▶ TASK PROMPT: Every record below must come back exactly as given.
= = = =
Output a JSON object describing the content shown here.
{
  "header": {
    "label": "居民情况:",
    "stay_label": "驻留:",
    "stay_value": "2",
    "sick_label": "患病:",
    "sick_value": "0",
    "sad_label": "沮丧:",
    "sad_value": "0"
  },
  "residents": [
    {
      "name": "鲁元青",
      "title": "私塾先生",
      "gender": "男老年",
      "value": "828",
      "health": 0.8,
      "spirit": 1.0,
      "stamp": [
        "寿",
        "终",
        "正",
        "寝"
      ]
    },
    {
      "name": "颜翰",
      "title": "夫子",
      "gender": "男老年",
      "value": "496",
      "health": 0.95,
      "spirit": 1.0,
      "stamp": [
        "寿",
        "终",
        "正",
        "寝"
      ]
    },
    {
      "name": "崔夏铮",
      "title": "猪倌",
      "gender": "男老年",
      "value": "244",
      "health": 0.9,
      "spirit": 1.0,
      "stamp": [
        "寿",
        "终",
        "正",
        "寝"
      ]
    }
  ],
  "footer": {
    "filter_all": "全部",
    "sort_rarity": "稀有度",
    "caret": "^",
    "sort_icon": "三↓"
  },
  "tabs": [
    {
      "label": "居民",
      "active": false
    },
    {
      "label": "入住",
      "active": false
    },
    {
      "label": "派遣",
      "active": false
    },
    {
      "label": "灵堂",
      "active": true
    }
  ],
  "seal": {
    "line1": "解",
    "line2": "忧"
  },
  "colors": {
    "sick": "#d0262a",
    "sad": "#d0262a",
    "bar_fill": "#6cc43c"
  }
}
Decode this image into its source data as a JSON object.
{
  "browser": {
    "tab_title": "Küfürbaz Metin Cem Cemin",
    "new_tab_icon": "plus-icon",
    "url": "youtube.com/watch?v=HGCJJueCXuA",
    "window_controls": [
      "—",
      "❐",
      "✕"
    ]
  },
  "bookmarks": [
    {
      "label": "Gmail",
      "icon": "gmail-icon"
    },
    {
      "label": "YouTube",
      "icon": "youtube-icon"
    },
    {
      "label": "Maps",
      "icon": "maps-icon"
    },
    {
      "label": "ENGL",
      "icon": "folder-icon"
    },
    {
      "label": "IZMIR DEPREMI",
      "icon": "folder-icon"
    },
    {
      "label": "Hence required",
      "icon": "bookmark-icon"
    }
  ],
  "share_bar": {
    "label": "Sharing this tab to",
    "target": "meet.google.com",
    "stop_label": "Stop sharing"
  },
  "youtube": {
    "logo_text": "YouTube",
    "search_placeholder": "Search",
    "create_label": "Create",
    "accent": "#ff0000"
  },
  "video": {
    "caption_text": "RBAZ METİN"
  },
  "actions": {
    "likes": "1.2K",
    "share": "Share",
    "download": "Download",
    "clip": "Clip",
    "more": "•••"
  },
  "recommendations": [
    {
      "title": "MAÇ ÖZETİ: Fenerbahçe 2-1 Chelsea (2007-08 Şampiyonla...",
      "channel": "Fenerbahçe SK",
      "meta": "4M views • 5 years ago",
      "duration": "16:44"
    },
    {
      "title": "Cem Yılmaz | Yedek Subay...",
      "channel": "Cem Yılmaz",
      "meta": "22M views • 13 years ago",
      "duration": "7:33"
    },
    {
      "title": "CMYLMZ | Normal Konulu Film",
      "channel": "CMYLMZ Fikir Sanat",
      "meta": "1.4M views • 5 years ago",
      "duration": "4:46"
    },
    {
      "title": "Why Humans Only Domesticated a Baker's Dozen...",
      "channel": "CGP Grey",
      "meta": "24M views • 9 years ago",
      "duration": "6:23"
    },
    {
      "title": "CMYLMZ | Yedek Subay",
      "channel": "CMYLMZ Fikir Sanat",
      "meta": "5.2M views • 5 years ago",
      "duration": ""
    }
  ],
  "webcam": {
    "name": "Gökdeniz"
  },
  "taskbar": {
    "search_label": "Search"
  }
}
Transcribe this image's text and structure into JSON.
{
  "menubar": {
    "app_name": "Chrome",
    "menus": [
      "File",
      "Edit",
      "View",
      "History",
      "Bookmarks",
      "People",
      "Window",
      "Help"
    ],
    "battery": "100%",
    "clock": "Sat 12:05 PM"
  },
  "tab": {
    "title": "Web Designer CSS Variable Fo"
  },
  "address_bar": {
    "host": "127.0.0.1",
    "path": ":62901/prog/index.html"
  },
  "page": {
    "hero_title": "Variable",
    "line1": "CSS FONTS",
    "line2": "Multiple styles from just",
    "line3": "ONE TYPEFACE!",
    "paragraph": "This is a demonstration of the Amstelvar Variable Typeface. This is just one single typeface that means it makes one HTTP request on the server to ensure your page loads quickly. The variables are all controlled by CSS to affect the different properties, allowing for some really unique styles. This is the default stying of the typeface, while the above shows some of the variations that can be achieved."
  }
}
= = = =
▶ RESPONSE TO THIS TASK:
Output a JSON object describing the content shown here.
{
  "header": {
    "label": "居民情况:",
    "stay_label": "驻留:",
    "stay_value": "2",
    "sick_label": "患病:",
    "sick_value": "0",
    "sad_label": "沮丧:",
    "sad_value": "0"
  },
  "residents": [
    {
      "name": "鲁元青",
      "title": "私塾先生",
      "gender": "男老年",
      "value": "828",
      "health": 0.8,
      "spirit": 1.0,
      "stamp": [
        "寿",
        "终",
        "正",
        "寝"
      ]
    },
    {
      "name": "颜翰",
      "title": "夫子",
      "gender": "男老年",
      "value": "496",
      "health": 0.95,
      "spirit": 1.0,
      "stamp": [
        "寿",
        "终",
        "正",
        "寝"
      ]
    },
    {
      "name": "崔夏铮",
      "title": "猪倌",
      "gender": "男老年",
      "value": "244",
      "health": 0.9,
      "spirit": 1.0,
      "stamp": [
        "寿",
        "终",
        "正",
        "寝"
      ]
    }
  ],
  "footer": {
    "filter_all": "全部",
    "sort_rarity": "稀有度",
    "caret": "^",
    "sort_icon": "三↓"
  },
  "tabs": [
    {
      "label": "居民",
      "active": false
    },
    {
      "label": "入住",
      "active": false
    },
    {
      "label": "派遣",
      "active": false
    },
    {
      "label": "灵堂",
      "active": true
    }
  ],
  "seal": {
    "line1": "解",
    "line2": "忧"
  },
  "colors": {
    "sick": "#d0262a",
    "sad": "#d0262a",
    "bar_fill": "#6cc43c"
  }
}
Decode this image into its source data as a JSON object.
{
  "browser": {
    "tab_title": "Küfürbaz Metin Cem Cemin",
    "new_tab_icon": "plus-icon",
    "url": "youtube.com/watch?v=HGCJJueCXuA",
    "window_controls": [
      "—",
      "❐",
      "✕"
    ]
  },
  "bookmarks": [
    {
      "label": "Gmail",
      "icon": "gmail-icon"
    },
    {
      "label": "YouTube",
      "icon": "youtube-icon"
    },
    {
      "label": "Maps",
      "icon": "maps-icon"
    },
    {
      "label": "ENGL",
      "icon": "folder-icon"
    },
    {
      "label": "IZMIR DEPREMI",
      "icon": "folder-icon"
    },
    {
      "label": "Hence required",
      "icon": "bookmark-icon"
    }
  ],
  "share_bar": {
    "label": "Sharing this tab to",
    "target": "meet.google.com",
    "stop_label": "Stop sharing"
  },
  "youtube": {
    "logo_text": "YouTube",
    "search_placeholder": "Search",
    "create_label": "Create",
    "accent": "#ff0000"
  },
  "video": {
    "caption_text": "RBAZ METİN"
  },
  "actions": {
    "likes": "1.2K",
    "share": "Share",
    "download": "Download",
    "clip": "Clip",
    "more": "•••"
  },
  "recommendations": [
    {
      "title": "MAÇ ÖZETİ: Fenerbahçe 2-1 Chelsea (2007-08 Şampiyonla...",
      "channel": "Fenerbahçe SK",
      "meta": "4M views • 5 years ago",
      "duration": "16:44"
    },
    {
      "title": "Cem Yılmaz | Yedek Subay...",
      "channel": "Cem Yılmaz",
      "meta": "22M views • 13 years ago",
      "duration": "7:33"
    },
    {
      "title": "CMYLMZ | Normal Konulu Film",
      "channel": "CMYLMZ Fikir Sanat",
      "meta": "1.4M views • 5 years ago",
      "duration": "4:46"
    },
    {
      "title": "Why Humans Only Domesticated a Baker's Dozen...",
      "channel": "CGP Grey",
      "meta": "24M views • 9 years ago",
      "duration": "6:23"
    },
    {
      "title": "CMYLMZ | Yedek Subay",
      "channel": "CMYLMZ Fikir Sanat",
      "meta": "5.2M views • 5 years ago",
      "duration": ""
    }
  ],
  "webcam": {
    "name": "Gökdeniz"
  },
  "taskbar": {
    "search_label": "Search"
  }
}
Transcribe this image's text and structure into JSON.
{
  "menubar": {
    "app_name": "Chrome",
    "menus": [
      "File",
      "Edit",
      "View",
      "History",
      "Bookmarks",
      "People",
      "Window",
      "Help"
    ],
    "battery": "100%",
    "clock": "Sat 12:05 PM"
  },
  "tab": {
    "title": "Web Designer CSS Variable Fo"
  },
  "address_bar": {
    "host": "127.0.0.1",
    "path": ":62901/prog/index.html"
  },
  "page": {
    "hero_title": "Variable",
    "line1": "CSS FONTS",
    "line2": "Multiple styles from just",
    "line3": "ONE TYPEFACE!",
    "paragraph": "This is a demonstration of the Amstelvar Variable Typeface. This is just one single typeface that means it makes one HTTP request on the server to ensure your page loads quickly. The variables are all controlled by CSS to affect the different properties, allowing for some really unique styles. This is the default stying of the typeface, while the above shows some of the variations that can be achieved."
  }
}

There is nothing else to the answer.